# Assignment
Count the lines in the records that hold the string "settings". Only the number should be given.

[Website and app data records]
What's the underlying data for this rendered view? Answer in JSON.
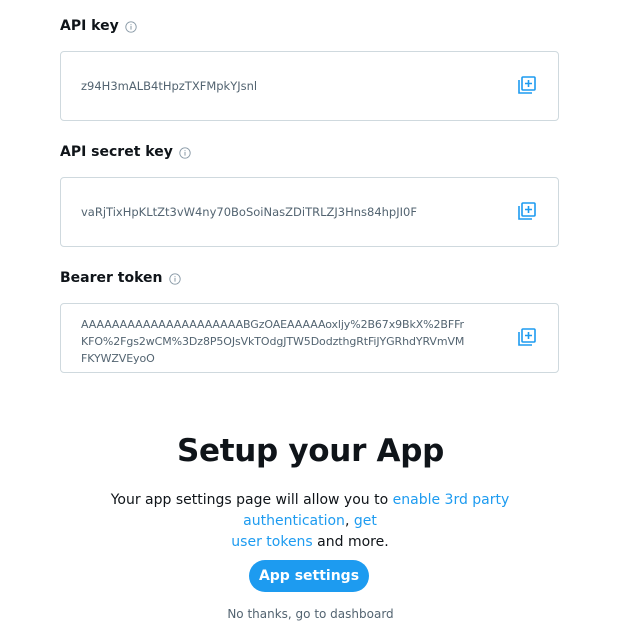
{
  "keys": {
    "api_key": {
      "label": "API key",
      "value": "z94H3mALB4tHpzTXFMpkYJsnl"
    },
    "api_secret": {
      "label": "API secret key",
      "value": "vaRjTixHpKLtZt3vW4ny70BoSoiNasZDiTRLZJ3Hns84hpJI0F"
    },
    "bearer": {
      "label": "Bearer token",
      "lines": [
        "AAAAAAAAAAAAAAAAAAAAABGzOAEAAAAAoxljy%2B67x9BkX%2BFFr",
        "KFO%2Fgs2wCM%3Dz8P5OJsVkTOdgJTW5DodzthgRtFiJYGRhdYRVmVM",
        "FKYWZVEyoO"
      ]
    }
  },
  "setup": {
    "title": "Setup your App",
    "desc_prefix": "Your app settings page will allow you to ",
    "link_3rd_party": "enable 3rd party authentication",
    "desc_comma": ", ",
    "link_user_tokens_1": "get",
    "link_user_tokens_2": "user tokens",
    "desc_suffix": " and more.",
    "button_label": "App settings",
    "dashboard_link": "No thanks, go to dashboard"
  },
  "colors": {
    "accent": "#1d9bf0",
    "text": "#0f1419",
    "muted": "#536471",
    "border": "#cfd9de"
  },
  "icons": {
    "info": "info-icon",
    "copy": "copy-icon"
  }
}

# Response to this exercise
2